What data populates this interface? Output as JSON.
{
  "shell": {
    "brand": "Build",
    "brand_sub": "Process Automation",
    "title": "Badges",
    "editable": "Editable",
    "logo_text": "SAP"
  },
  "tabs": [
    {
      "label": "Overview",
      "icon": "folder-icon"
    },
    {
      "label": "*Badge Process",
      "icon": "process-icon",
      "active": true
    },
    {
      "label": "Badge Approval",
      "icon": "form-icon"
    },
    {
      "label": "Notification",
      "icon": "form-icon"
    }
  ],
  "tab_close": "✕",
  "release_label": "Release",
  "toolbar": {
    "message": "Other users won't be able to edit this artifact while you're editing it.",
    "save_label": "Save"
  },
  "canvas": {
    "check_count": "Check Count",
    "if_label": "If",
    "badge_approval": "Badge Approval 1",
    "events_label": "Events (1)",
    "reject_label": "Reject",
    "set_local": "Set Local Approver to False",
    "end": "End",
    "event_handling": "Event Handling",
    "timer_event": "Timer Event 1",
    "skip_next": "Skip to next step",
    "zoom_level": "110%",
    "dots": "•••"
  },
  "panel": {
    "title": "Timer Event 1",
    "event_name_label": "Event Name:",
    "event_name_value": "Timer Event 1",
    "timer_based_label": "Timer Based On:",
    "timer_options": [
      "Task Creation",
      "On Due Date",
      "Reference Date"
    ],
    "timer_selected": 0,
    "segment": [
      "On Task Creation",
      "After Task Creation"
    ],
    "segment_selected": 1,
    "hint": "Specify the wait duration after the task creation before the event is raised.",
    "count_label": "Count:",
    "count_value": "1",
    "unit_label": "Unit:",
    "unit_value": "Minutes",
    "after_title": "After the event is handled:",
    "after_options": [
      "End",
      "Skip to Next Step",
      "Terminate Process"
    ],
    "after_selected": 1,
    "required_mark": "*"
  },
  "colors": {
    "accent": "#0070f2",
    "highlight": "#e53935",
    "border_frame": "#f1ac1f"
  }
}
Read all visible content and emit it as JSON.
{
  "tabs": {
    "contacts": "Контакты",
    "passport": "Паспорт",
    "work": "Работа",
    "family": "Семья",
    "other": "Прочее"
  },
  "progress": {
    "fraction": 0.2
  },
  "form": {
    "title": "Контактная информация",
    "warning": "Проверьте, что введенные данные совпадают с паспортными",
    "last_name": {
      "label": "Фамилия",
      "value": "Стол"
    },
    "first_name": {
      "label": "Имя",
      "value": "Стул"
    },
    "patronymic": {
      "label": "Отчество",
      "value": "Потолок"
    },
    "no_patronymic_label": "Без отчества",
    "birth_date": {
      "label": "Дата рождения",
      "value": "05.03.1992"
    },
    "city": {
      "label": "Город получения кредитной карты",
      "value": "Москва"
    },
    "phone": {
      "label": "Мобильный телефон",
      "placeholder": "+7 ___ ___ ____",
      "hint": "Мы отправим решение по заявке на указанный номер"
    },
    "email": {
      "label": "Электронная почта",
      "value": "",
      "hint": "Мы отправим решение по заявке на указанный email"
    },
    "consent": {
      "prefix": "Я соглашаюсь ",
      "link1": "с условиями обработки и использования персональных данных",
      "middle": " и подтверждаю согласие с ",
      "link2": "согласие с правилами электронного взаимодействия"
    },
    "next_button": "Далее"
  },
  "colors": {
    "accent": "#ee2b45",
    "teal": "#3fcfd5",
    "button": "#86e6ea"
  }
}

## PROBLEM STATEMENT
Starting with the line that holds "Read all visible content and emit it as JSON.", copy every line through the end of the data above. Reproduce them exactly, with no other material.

## REPLY
Read all visible content and emit it as JSON.
{
  "tabs": {
    "contacts": "Контакты",
    "passport": "Паспорт",
    "work": "Работа",
    "family": "Семья",
    "other": "Прочее"
  },
  "progress": {
    "fraction": 0.2
  },
  "form": {
    "title": "Контактная информация",
    "warning": "Проверьте, что введенные данные совпадают с паспортными",
    "last_name": {
      "label": "Фамилия",
      "value": "Стол"
    },
    "first_name": {
      "label": "Имя",
      "value": "Стул"
    },
    "patronymic": {
      "label": "Отчество",
      "value": "Потолок"
    },
    "no_patronymic_label": "Без отчества",
    "birth_date": {
      "label": "Дата рождения",
      "value": "05.03.1992"
    },
    "city": {
      "label": "Город получения кредитной карты",
      "value": "Москва"
    },
    "phone": {
      "label": "Мобильный телефон",
      "placeholder": "+7 ___ ___ ____",
      "hint": "Мы отправим решение по заявке на указанный номер"
    },
    "email": {
      "label": "Электронная почта",
      "value": "",
      "hint": "Мы отправим решение по заявке на указанный email"
    },
    "consent": {
      "prefix": "Я соглашаюсь ",
      "link1": "с условиями обработки и использования персональных данных",
      "middle": " и подтверждаю согласие с ",
      "link2": "согласие с правилами электронного взаимодействия"
    },
    "next_button": "Далее"
  },
  "colors": {
    "accent": "#ee2b45",
    "teal": "#3fcfd5",
    "button": "#86e6ea"
  }
}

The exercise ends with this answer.